Next, check what kind of ID (if any) your state requires. If voter ID laws are in effect, you’ll want to ensure that the name and address on your voter registration match the information on the ID you’re planning to use. Legally, your gender identity or presentation don’t need to match your ID. That said, you may want to bring other forms of ID to the polls as extra support. A utility bill with your registered address and your voter registration card are helpful here.

If you’re still prevented from voting, there are often volunteer attorneys stationed at polling stations who can help. If not, call the national Election Protection hotline at 866-687-8683 to make sure your vote gets cast.

What resources can I access for more help?
The process of updating your identity documents can be complicated, time-consuming and, at times, expensive. The good news is that a number of advocacy groups are working to make the job easier for gender-diverse people. Here’s a list of resources that can help:

  • TLDEF’s Name Change Project provides free legal name change services to low-income transgender, gender nonconforming and nonbinary people in 26 counties across 7 states.
  • The National Center for Transgender Equality provides a helpful checklist of the steps that go into updating one’s name and gender marker, as well as a state-by-state guide to requirements for legal name and gender marker changes.
  • Trans Lifeline provides microgrants for name and gender marker changes. (The microgrant program is expected to resume service as of September 1, 2021.)
  • TransSocial, Inc. offers free legal and financial assistance for name and gender marker changes.
  • Lambda Legal has compiled a state-by-state directory of requirements for changing sex designation on birth certificates.

Medically reviewed in July 2021.

Sources:

Transportation Security Administration. Transgender Passengers. Nov 24, 2015.
Justia. Transgender Immigration Rights. Last updated July 2018.
Stuart Baum, Izabela Tringali, Mikael Morelión. How Voter ID Laws Threaten Transgender Voters. Brennan Center for Justice. November 20, 2020.
U.S. Department of State. Selecting your Gender Marker. Accessed July 16, 2021.
The American College of Trust and Estate Counsel. Transgender? How to Legally Change Your Name, Gender and Vital Records.
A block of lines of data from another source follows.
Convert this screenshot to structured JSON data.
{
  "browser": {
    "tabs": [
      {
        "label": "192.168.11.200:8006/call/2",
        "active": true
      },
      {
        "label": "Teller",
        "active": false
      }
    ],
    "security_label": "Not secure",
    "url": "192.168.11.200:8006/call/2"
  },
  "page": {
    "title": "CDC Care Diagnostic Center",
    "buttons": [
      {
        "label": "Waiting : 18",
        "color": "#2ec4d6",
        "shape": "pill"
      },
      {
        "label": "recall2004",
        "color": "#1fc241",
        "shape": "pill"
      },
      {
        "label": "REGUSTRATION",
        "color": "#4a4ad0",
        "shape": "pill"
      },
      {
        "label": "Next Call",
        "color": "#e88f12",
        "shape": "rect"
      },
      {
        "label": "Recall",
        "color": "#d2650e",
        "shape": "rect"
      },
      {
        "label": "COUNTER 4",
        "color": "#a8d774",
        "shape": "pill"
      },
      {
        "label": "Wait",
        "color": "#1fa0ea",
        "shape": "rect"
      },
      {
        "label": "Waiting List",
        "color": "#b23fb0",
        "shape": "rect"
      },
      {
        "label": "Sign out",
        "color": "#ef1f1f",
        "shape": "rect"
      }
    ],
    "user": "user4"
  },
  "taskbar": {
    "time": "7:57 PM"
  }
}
Accessed July 16, 2021.
Restar A, Jin H, Breslow A, et al. Legal gender marker and name change is associated with lower negative emotional response to gender-based mistreatment and improve mental health outcomes among trans populations. SSM Popul Health. 2020;11:100595.

Featured Content

article

5 Keys to General Wellness for Gender-Diverse People

Following these tips can boost your health and overall well-being.
article

A Guide to Gender-Affirming Surgery for Transmasculine People

Here’s what you need to know about masculinizing surgery, from finding a surgeon to establishing a safe recovery.
article

Insurance Coverage for Gender-Affirming Health Care: A Troubleshooting Guide

Here's how to know what your insurance covers and what to do if your services are denied.
article

What Transgender Men and Transmasculine People Need to Know About Breast Cancer

Depending on your risk factors and your surgical history, you might need to begin having mammograms sooner or more often than you think.
article

What Transgender Women and Transfeminine People Need to Know About Breast Cancer

Your risk may be affected by gender-affirming hormone therapy.